Last week we lost one of West Virginia's most outstanding benefactors. Buck Harless gave to his community and to our state a blueprint for a life well lived. Buck knew it was the small community based businesses, and the young entrepreneurs-like himself-that could truly make the largest gains for our state and her people.
I am encouraged by our small business owners putting their passion into new services and products. Rocky Brook Sinkers out of Morgantown is a great example. Dwight and Brook Pauley got the idea for their business on a fishing trip. The father and son were frustrated after fishing a trout stream that was known for snags. Their sinkers would snag ... and the fish would swim away. A good outcome for the trout -- but not for Dwight and Brook.
Because of their love for fishing -- and actually catching fish -- the two worked to create a limestone fishing sinker that wouldn't snag. Today, you can find RockyBrook Sinkers in your local fishing stores, and at Cabela's, Dick's Sporting Goods and Walmart.
Dwight and Brook, please stand so we may recognize you and congratulate you on your tremendous success!
One of the most important keys to our growth and economic success is our educated workforce. We must have skilled workers to fill jobs. To reach this goal, education is the number one qualifier for the jobs of today and tomorrow.
All plants in the garden must have healthy stems to survive and produce vibrant and healthy harvests. The stem is the main delivery system for any plant. Without the stem the plant dies and with it so does the hope for any chance of prosperity.

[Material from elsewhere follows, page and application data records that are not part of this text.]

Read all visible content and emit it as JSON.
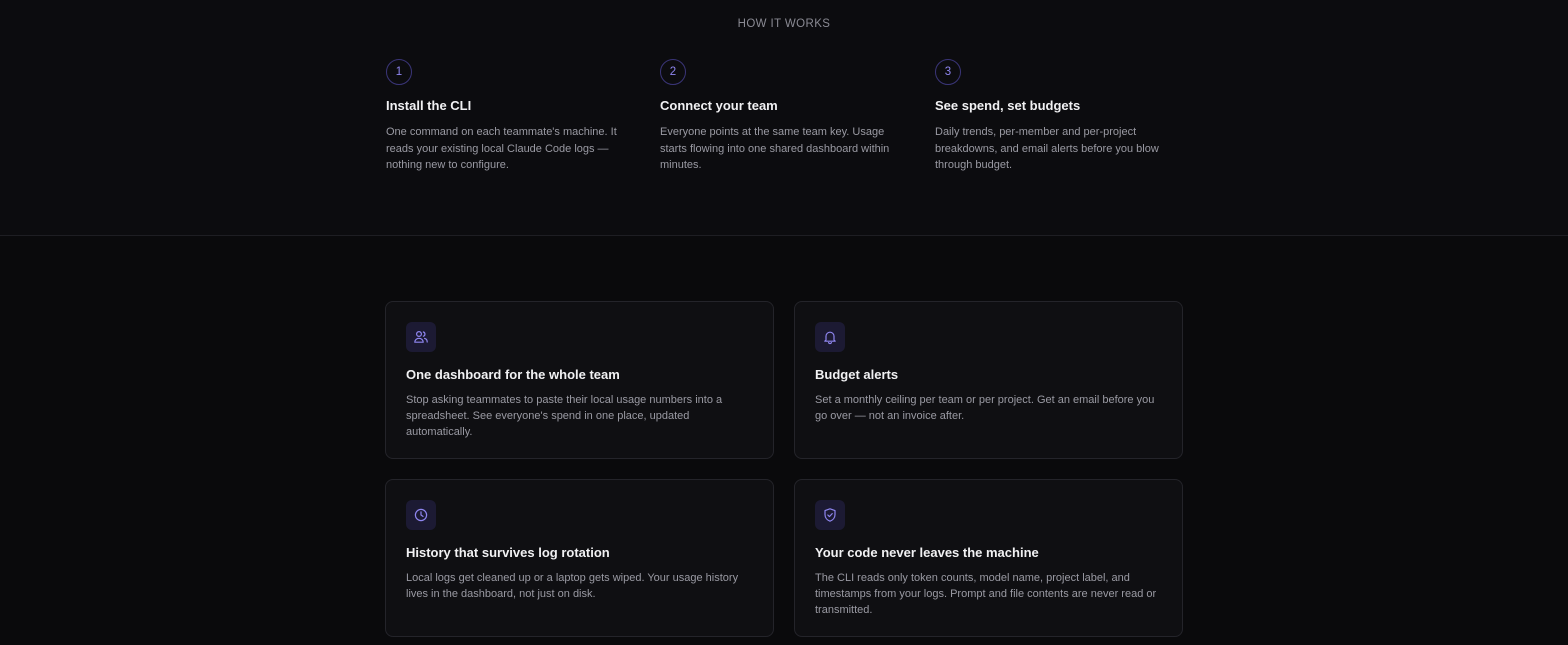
{
  "how_it_works": {
    "eyebrow": "HOW IT WORKS",
    "steps": [
      {
        "number": "1",
        "title": "Install the CLI",
        "description": "One command on each teammate's machine. It reads your existing local Claude Code logs — nothing new to configure."
      },
      {
        "number": "2",
        "title": "Connect your team",
        "description": "Everyone points at the same team key. Usage starts flowing into one shared dashboard within minutes."
      },
      {
        "number": "3",
        "title": "See spend, set budgets",
        "description": "Daily trends, per-member and per-project breakdowns, and email alerts before you blow through budget."
      }
    ]
  },
  "features": [
    {
      "icon": "users-icon",
      "title": "One dashboard for the whole team",
      "description": "Stop asking teammates to paste their local usage numbers into a spreadsheet. See everyone's spend in one place, updated automatically."
    },
    {
      "icon": "bell-icon",
      "title": "Budget alerts",
      "description": "Set a monthly ceiling per team or per project. Get an email before you go over — not an invoice after."
    },
    {
      "icon": "clock-icon",
      "title": "History that survives log rotation",
      "description": "Local logs get cleaned up or a laptop gets wiped. Your usage history lives in the dashboard, not just on disk."
    },
    {
      "icon": "shield-check-icon",
      "title": "Your code never leaves the machine",
      "description": "The CLI reads only token counts, model name, project label, and timestamps from your logs. Prompt and file contents are never read or transmitted."
    }
  ],
  "colors": {
    "accent": "#8f86f0",
    "background": "#0a0a0c",
    "card": "#0f0f12"
  }
}
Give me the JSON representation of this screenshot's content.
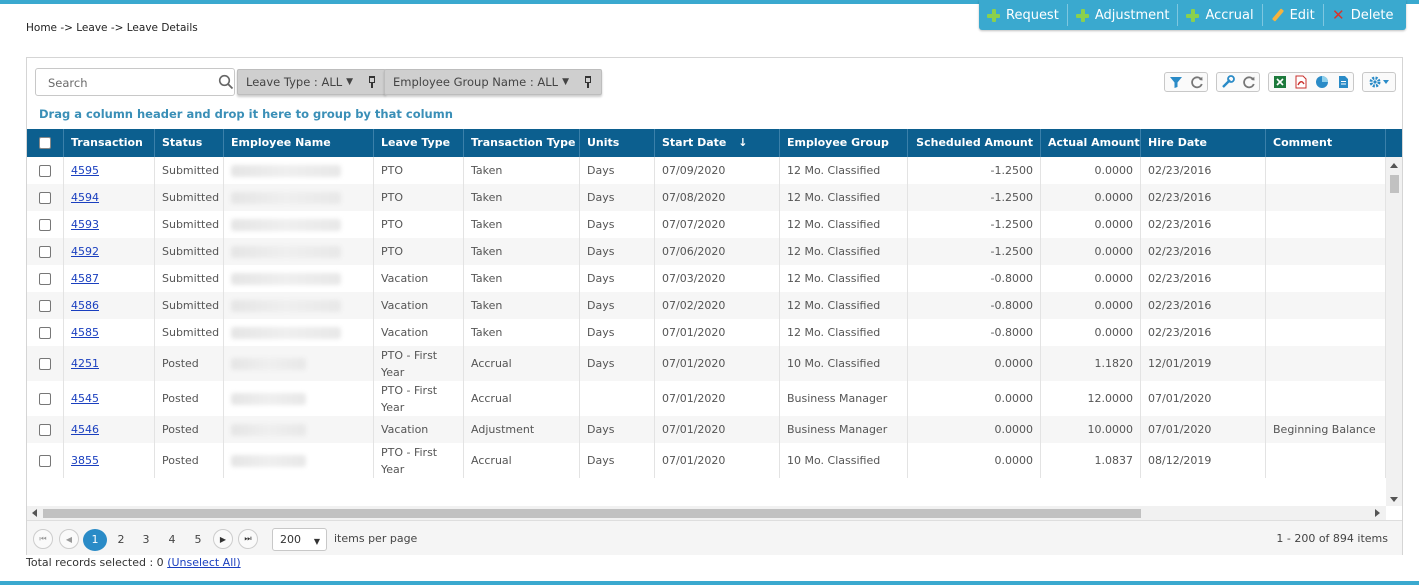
{
  "breadcrumb": "Home -> Leave -> Leave Details",
  "actions": {
    "request": "Request",
    "adjustment": "Adjustment",
    "accrual": "Accrual",
    "edit": "Edit",
    "delete": "Delete"
  },
  "search": {
    "placeholder": "Search"
  },
  "filters": {
    "leave_type": "Leave Type : ALL",
    "employee_group": "Employee Group Name : ALL"
  },
  "group_hint": "Drag a column header and drop it here to group by that column",
  "columns": {
    "transaction": "Transaction",
    "status": "Status",
    "employee_name": "Employee Name",
    "leave_type": "Leave Type",
    "transaction_type": "Transaction Type",
    "units": "Units",
    "start_date": "Start Date",
    "start_date_sort": "↓",
    "employee_group": "Employee Group",
    "scheduled_amount": "Scheduled Amount",
    "actual_amount": "Actual Amount",
    "hire_date": "Hire Date",
    "comment": "Comment"
  },
  "rows": [
    {
      "transaction": "4595",
      "status": "Submitted",
      "leave_type": "PTO",
      "transaction_type": "Taken",
      "units": "Days",
      "start_date": "07/09/2020",
      "employee_group": "12 Mo. Classified",
      "scheduled_amount": "-1.2500",
      "actual_amount": "0.0000",
      "hire_date": "02/23/2016",
      "comment": ""
    },
    {
      "transaction": "4594",
      "status": "Submitted",
      "leave_type": "PTO",
      "transaction_type": "Taken",
      "units": "Days",
      "start_date": "07/08/2020",
      "employee_group": "12 Mo. Classified",
      "scheduled_amount": "-1.2500",
      "actual_amount": "0.0000",
      "hire_date": "02/23/2016",
      "comment": ""
    },
    {
      "transaction": "4593",
      "status": "Submitted",
      "leave_type": "PTO",
      "transaction_type": "Taken",
      "units": "Days",
      "start_date": "07/07/2020",
      "employee_group": "12 Mo. Classified",
      "scheduled_amount": "-1.2500",
      "actual_amount": "0.0000",
      "hire_date": "02/23/2016",
      "comment": ""
    },
    {
      "transaction": "4592",
      "status": "Submitted",
      "leave_type": "PTO",
      "transaction_type": "Taken",
      "units": "Days",
      "start_date": "07/06/2020",
      "employee_group": "12 Mo. Classified",
      "scheduled_amount": "-1.2500",
      "actual_amount": "0.0000",
      "hire_date": "02/23/2016",
      "comment": ""
    },
    {
      "transaction": "4587",
      "status": "Submitted",
      "leave_type": "Vacation",
      "transaction_type": "Taken",
      "units": "Days",
      "start_date": "07/03/2020",
      "employee_group": "12 Mo. Classified",
      "scheduled_amount": "-0.8000",
      "actual_amount": "0.0000",
      "hire_date": "02/23/2016",
      "comment": ""
    },
    {
      "transaction": "4586",
      "status": "Submitted",
      "leave_type": "Vacation",
      "transaction_type": "Taken",
      "units": "Days",
      "start_date": "07/02/2020",
      "employee_group": "12 Mo. Classified",
      "scheduled_amount": "-0.8000",
      "actual_amount": "0.0000",
      "hire_date": "02/23/2016",
      "comment": ""
    },
    {
      "transaction": "4585",
      "status": "Submitted",
      "leave_type": "Vacation",
      "transaction_type": "Taken",
      "units": "Days",
      "start_date": "07/01/2020",
      "employee_group": "12 Mo. Classified",
      "scheduled_amount": "-0.8000",
      "actual_amount": "0.0000",
      "hire_date": "02/23/2016",
      "comment": ""
    },
    {
      "transaction": "4251",
      "status": "Posted",
      "leave_type": "PTO - First Year",
      "transaction_type": "Accrual",
      "units": "Days",
      "start_date": "07/01/2020",
      "employee_group": "10 Mo. Classified",
      "scheduled_amount": "0.0000",
      "actual_amount": "1.1820",
      "hire_date": "12/01/2019",
      "comment": ""
    },
    {
      "transaction": "4545",
      "status": "Posted",
      "leave_type": "PTO - First Year",
      "transaction_type": "Accrual",
      "units": "",
      "start_date": "07/01/2020",
      "employee_group": "Business Manager",
      "scheduled_amount": "0.0000",
      "actual_amount": "12.0000",
      "hire_date": "07/01/2020",
      "comment": ""
    },
    {
      "transaction": "4546",
      "status": "Posted",
      "leave_type": "Vacation",
      "transaction_type": "Adjustment",
      "units": "Days",
      "start_date": "07/01/2020",
      "employee_group": "Business Manager",
      "scheduled_amount": "0.0000",
      "actual_amount": "10.0000",
      "hire_date": "07/01/2020",
      "comment": "Beginning Balance"
    },
    {
      "transaction": "3855",
      "status": "Posted",
      "leave_type": "PTO - First Year",
      "transaction_type": "Accrual",
      "units": "Days",
      "start_date": "07/01/2020",
      "employee_group": "10 Mo. Classified",
      "scheduled_amount": "0.0000",
      "actual_amount": "1.0837",
      "hire_date": "08/12/2019",
      "comment": ""
    }
  ],
  "pager": {
    "pages": [
      "1",
      "2",
      "3",
      "4",
      "5"
    ],
    "active_page": "1",
    "per_page": "200",
    "per_page_label": "items per page",
    "range": "1 - 200 of 894 items"
  },
  "selection": {
    "label": "Total records selected : 0",
    "unselect": "(Unselect All)"
  },
  "colors": {
    "accent": "#3aa9cf",
    "header": "#0c5f8f",
    "link": "#1a3fbf"
  }
}
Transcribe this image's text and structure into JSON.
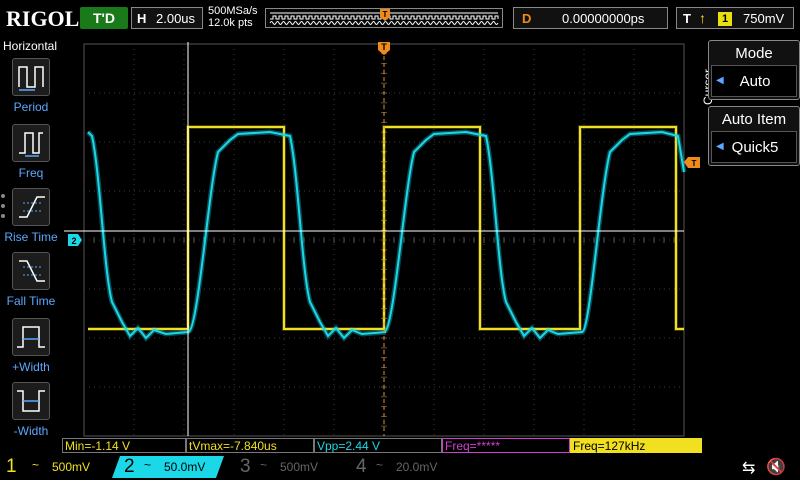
{
  "header": {
    "brand": "RIGOL",
    "run_status": "T'D",
    "horizontal_label": "H",
    "timebase": "2.00us",
    "sample_rate": "500MSa/s",
    "memory_depth": "12.0k pts",
    "trigger_pos_marker": "T",
    "delay_label": "D",
    "delay_value": "0.00000000ps",
    "trigger_label": "T",
    "trigger_source": "1",
    "trigger_level": "750mV"
  },
  "left_menu": {
    "title": "Horizontal",
    "items": [
      {
        "label": "Period",
        "icon": "period-icon"
      },
      {
        "label": "Freq",
        "icon": "frequency-icon"
      },
      {
        "label": "Rise Time",
        "icon": "rise-time-icon"
      },
      {
        "label": "Fall Time",
        "icon": "fall-time-icon"
      },
      {
        "label": "+Width",
        "icon": "positive-width-icon"
      },
      {
        "label": "-Width",
        "icon": "negative-width-icon"
      }
    ]
  },
  "right_menu": {
    "section_label": "Cursor",
    "mode": {
      "title": "Mode",
      "value": "Auto"
    },
    "auto_item": {
      "title": "Auto Item",
      "value": "Quick5"
    }
  },
  "measurements": {
    "min": "Min=-1.14 V",
    "tvmax": "tVmax=-7.840us",
    "vpp": "Vpp=2.44 V",
    "freq_invalid": "Freq=*****",
    "freq": "Freq=127kHz"
  },
  "channels": [
    {
      "num": "1",
      "coupling": "~",
      "scale": "500mV",
      "color": "#f0e020",
      "active": false
    },
    {
      "num": "2",
      "coupling": "~",
      "scale": "50.0mV",
      "color": "#1ad8e8",
      "active": true
    },
    {
      "num": "3",
      "coupling": "~",
      "scale": "500mV",
      "color": "#666666",
      "active": false
    },
    {
      "num": "4",
      "coupling": "~",
      "scale": "20.0mV",
      "color": "#666666",
      "active": false
    }
  ],
  "markers": {
    "ch2_ground": "2",
    "trigger_top": "T",
    "trigger_level_right": "T"
  },
  "icons": {
    "usb": "usb-icon",
    "speaker": "speaker-muted-icon"
  },
  "colors": {
    "ch1": "#f0e020",
    "ch2": "#1ad8e8",
    "trigger": "#f08a1a",
    "accent_blue": "#5aa8ff",
    "run_status_bg": "#1a7a1a"
  }
}
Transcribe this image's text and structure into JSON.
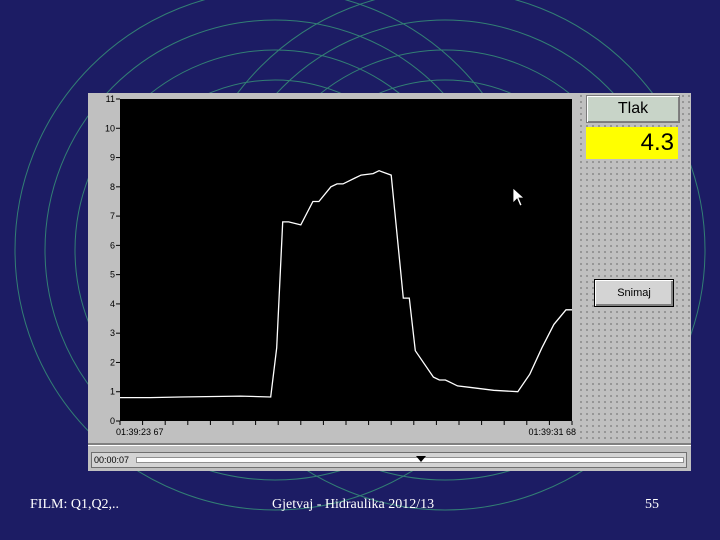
{
  "chart_data": {
    "type": "line",
    "title": "",
    "xlabel": "",
    "ylabel": "",
    "ylim": [
      0,
      11
    ],
    "yticks": [
      "0",
      "1",
      "2",
      "3",
      "4",
      "5",
      "6",
      "7",
      "8",
      "9",
      "10",
      "11"
    ],
    "x_tick_labels": [
      "01:39:23 67",
      "01:39:31 68"
    ],
    "grid": false,
    "background": "#000000",
    "line_color": "#ffffff",
    "series": [
      {
        "x": [
          0,
          5,
          10,
          20,
          25,
          26,
          27,
          28,
          30,
          32,
          33,
          35,
          36,
          37,
          39,
          40,
          42,
          43,
          45,
          47,
          48,
          49,
          52,
          53,
          54,
          55,
          56,
          58,
          62,
          66,
          68,
          70,
          72,
          74,
          75
        ],
        "y": [
          0.8,
          0.8,
          0.82,
          0.85,
          0.82,
          2.5,
          6.8,
          6.8,
          6.7,
          7.5,
          7.5,
          8.0,
          8.1,
          8.1,
          8.3,
          8.4,
          8.45,
          8.55,
          8.4,
          4.2,
          4.2,
          2.4,
          1.5,
          1.4,
          1.4,
          1.3,
          1.2,
          1.15,
          1.05,
          1.0,
          1.6,
          2.5,
          3.3,
          3.8,
          3.8
        ]
      }
    ]
  },
  "side_panel": {
    "tlak_label": "Tlak",
    "value": "4.3",
    "value_color": "#ffff00",
    "snimaj_label": "Snimaj"
  },
  "timebar": {
    "readout": "00:00:07",
    "position": 0.52
  },
  "footer": {
    "left": "FILM: Q1,Q2,..",
    "center": "Gjetvaj - Hidraulika 2012/13",
    "page": "55"
  },
  "cursor": "arrow-cursor-icon"
}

And, so it is with STEM -- an acronym: S-T-E-M -- a word you are going to hear a lot about in the weeks and months ahead. STEM stands for: Science, Technology, Engineering and Math. Emphasis on STEM in education will prepare our children for tomorrow's jobs. It will develop skilled workers and professionals for qualified employment.
Nationwide there is a shortage of workers with backgrounds in science, technology, engineering and math. West Virginia is no different. We have listened to those employers who tell us that we must increase the number of STEM workers.
Many of these workers can be educated in our career and technical schools. To make it easier for students to pursue a technical education without having to shuttle between career centers and high schools, I included funding in the budget to locate math and English teachers in our career centers. I want to minimize obstacles for our students who pursue a career-technical education.
In addition, I am reconstituting the STEM Commission. The Commission will be charged with promoting student interest in these subjects, to make the most of federal STEM initiatives and to expand math and science education beyond the classroom. Our children will struggle to succeed without that solid stem-the foundation of a good education.